Segment Open

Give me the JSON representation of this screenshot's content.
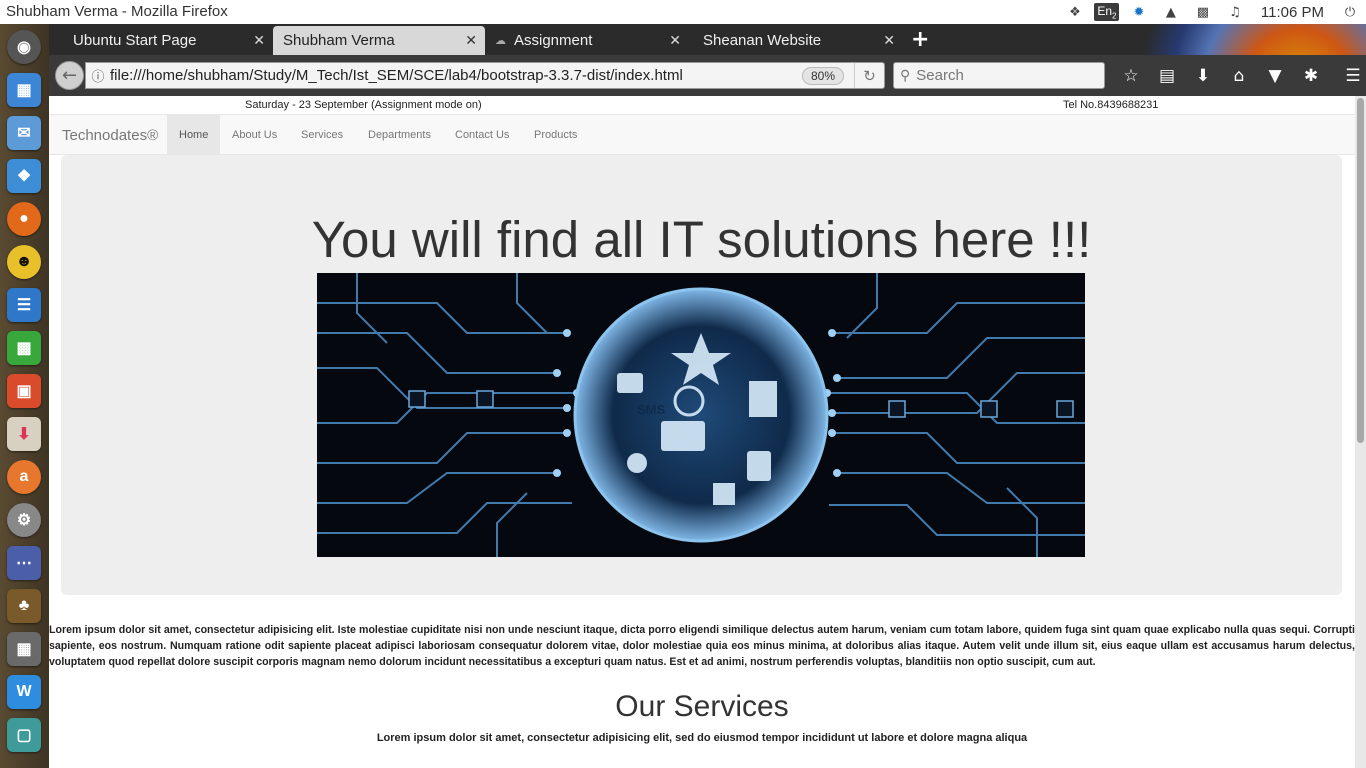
{
  "window": {
    "title": "Shubham Verma - Mozilla Firefox"
  },
  "tray": {
    "lang": "En",
    "lang_sub": "2",
    "clock": "11:06 PM"
  },
  "tabs": [
    {
      "label": "Ubuntu Start Page"
    },
    {
      "label": "Shubham Verma"
    },
    {
      "label": "Assignment"
    },
    {
      "label": "Sheanan Website"
    }
  ],
  "toolbar": {
    "url": "file:///home/shubham/Study/M_Tech/Ist_SEM/SCE/lab4/bootstrap-3.3.7-dist/index.html",
    "zoom": "80%",
    "search_placeholder": "Search"
  },
  "site": {
    "date": "Saturday - 23 September (Assignment mode on)",
    "tel": "Tel No.8439688231",
    "brand": "Technodates®",
    "nav": [
      "Home",
      "About Us",
      "Services",
      "Departments",
      "Contact Us",
      "Products"
    ],
    "headline": "You will find all IT solutions here !!!",
    "hero_text": "SMS",
    "paragraph": "Lorem ipsum dolor sit amet, consectetur adipisicing elit. Iste molestiae cupiditate nisi non unde nesciunt itaque, dicta porro eligendi similique delectus autem harum, veniam cum totam labore, quidem fuga sint quam quae explicabo nulla quas sequi. Corrupti sapiente, eos nostrum. Numquam ratione odit sapiente placeat adipisci laboriosam consequatur dolorem vitae, dolor molestiae quia eos minus minima, at doloribus alias itaque. Autem velit unde illum sit, eius eaque ullam est accusamus harum delectus, voluptatem quod repellat dolore suscipit corporis magnam nemo dolorum incidunt necessitatibus a excepturi quam natus. Est et ad animi, nostrum perferendis voluptas, blanditiis non optio suscipit, cum aut.",
    "services_title": "Our Services",
    "services_sub": "Lorem ipsum dolor sit amet, consectetur adipisicing elit, sed do eiusmod tempor incididunt ut labore et dolore magna aliqua"
  },
  "colors": {
    "tabbar": "#2b2b2b",
    "toolbar": "#3a3a3a",
    "launcher": "#4a3d2a",
    "hero_glow": "#7fb6e6"
  }
}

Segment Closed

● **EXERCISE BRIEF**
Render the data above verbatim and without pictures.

● **ANSWER TO THIS PROBLEM**
Give me the JSON representation of this screenshot's content.
{
  "window": {
    "title": "Shubham Verma - Mozilla Firefox"
  },
  "tray": {
    "lang": "En",
    "lang_sub": "2",
    "clock": "11:06 PM"
  },
  "tabs": [
    {
      "label": "Ubuntu Start Page"
    },
    {
      "label": "Shubham Verma"
    },
    {
      "label": "Assignment"
    },
    {
      "label": "Sheanan Website"
    }
  ],
  "toolbar": {
    "url": "file:///home/shubham/Study/M_Tech/Ist_SEM/SCE/lab4/bootstrap-3.3.7-dist/index.html",
    "zoom": "80%",
    "search_placeholder": "Search"
  },
  "site": {
    "date": "Saturday - 23 September (Assignment mode on)",
    "tel": "Tel No.8439688231",
    "brand": "Technodates®",
    "nav": [
      "Home",
      "About Us",
      "Services",
      "Departments",
      "Contact Us",
      "Products"
    ],
    "headline": "You will find all IT solutions here !!!",
    "hero_text": "SMS",
    "paragraph": "Lorem ipsum dolor sit amet, consectetur adipisicing elit. Iste molestiae cupiditate nisi non unde nesciunt itaque, dicta porro eligendi similique delectus autem harum, veniam cum totam labore, quidem fuga sint quam quae explicabo nulla quas sequi. Corrupti sapiente, eos nostrum. Numquam ratione odit sapiente placeat adipisci laboriosam consequatur dolorem vitae, dolor molestiae quia eos minus minima, at doloribus alias itaque. Autem velit unde illum sit, eius eaque ullam est accusamus harum delectus, voluptatem quod repellat dolore suscipit corporis magnam nemo dolorum incidunt necessitatibus a excepturi quam natus. Est et ad animi, nostrum perferendis voluptas, blanditiis non optio suscipit, cum aut.",
    "services_title": "Our Services",
    "services_sub": "Lorem ipsum dolor sit amet, consectetur adipisicing elit, sed do eiusmod tempor incididunt ut labore et dolore magna aliqua"
  },
  "colors": {
    "tabbar": "#2b2b2b",
    "toolbar": "#3a3a3a",
    "launcher": "#4a3d2a",
    "hero_glow": "#7fb6e6"
  }
}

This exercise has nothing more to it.